Record set:

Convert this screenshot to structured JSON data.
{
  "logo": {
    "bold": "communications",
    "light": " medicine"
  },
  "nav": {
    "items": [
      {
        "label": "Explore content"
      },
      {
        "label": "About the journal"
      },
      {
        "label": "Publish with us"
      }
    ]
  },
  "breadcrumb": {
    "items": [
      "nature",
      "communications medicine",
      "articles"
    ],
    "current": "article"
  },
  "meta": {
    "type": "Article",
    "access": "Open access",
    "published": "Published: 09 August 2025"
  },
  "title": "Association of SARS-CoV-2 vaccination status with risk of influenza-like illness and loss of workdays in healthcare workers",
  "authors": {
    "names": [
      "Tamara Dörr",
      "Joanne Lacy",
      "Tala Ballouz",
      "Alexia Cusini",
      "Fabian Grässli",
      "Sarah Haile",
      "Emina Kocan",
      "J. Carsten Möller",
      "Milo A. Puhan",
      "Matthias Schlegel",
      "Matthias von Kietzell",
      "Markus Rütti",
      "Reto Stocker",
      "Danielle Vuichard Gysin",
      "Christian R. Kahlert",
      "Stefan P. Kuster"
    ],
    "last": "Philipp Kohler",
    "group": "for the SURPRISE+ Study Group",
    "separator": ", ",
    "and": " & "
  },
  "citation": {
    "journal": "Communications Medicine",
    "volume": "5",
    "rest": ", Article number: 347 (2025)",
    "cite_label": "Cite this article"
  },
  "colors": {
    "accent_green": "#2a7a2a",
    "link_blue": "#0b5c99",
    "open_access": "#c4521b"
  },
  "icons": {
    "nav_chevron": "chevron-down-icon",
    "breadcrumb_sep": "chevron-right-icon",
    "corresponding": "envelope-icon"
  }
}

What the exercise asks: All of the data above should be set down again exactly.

Response to this exercise:
Convert this screenshot to structured JSON data.
{
  "logo": {
    "bold": "communications",
    "light": " medicine"
  },
  "nav": {
    "items": [
      {
        "label": "Explore content"
      },
      {
        "label": "About the journal"
      },
      {
        "label": "Publish with us"
      }
    ]
  },
  "breadcrumb": {
    "items": [
      "nature",
      "communications medicine",
      "articles"
    ],
    "current": "article"
  },
  "meta": {
    "type": "Article",
    "access": "Open access",
    "published": "Published: 09 August 2025"
  },
  "title": "Association of SARS-CoV-2 vaccination status with risk of influenza-like illness and loss of workdays in healthcare workers",
  "authors": {
    "names": [
      "Tamara Dörr",
      "Joanne Lacy",
      "Tala Ballouz",
      "Alexia Cusini",
      "Fabian Grässli",
      "Sarah Haile",
      "Emina Kocan",
      "J. Carsten Möller",
      "Milo A. Puhan",
      "Matthias Schlegel",
      "Matthias von Kietzell",
      "Markus Rütti",
      "Reto Stocker",
      "Danielle Vuichard Gysin",
      "Christian R. Kahlert",
      "Stefan P. Kuster"
    ],
    "last": "Philipp Kohler",
    "group": "for the SURPRISE+ Study Group",
    "separator": ", ",
    "and": " & "
  },
  "citation": {
    "journal": "Communications Medicine",
    "volume": "5",
    "rest": ", Article number: 347 (2025)",
    "cite_label": "Cite this article"
  },
  "colors": {
    "accent_green": "#2a7a2a",
    "link_blue": "#0b5c99",
    "open_access": "#c4521b"
  },
  "icons": {
    "nav_chevron": "chevron-down-icon",
    "breadcrumb_sep": "chevron-right-icon",
    "corresponding": "envelope-icon"
  }
}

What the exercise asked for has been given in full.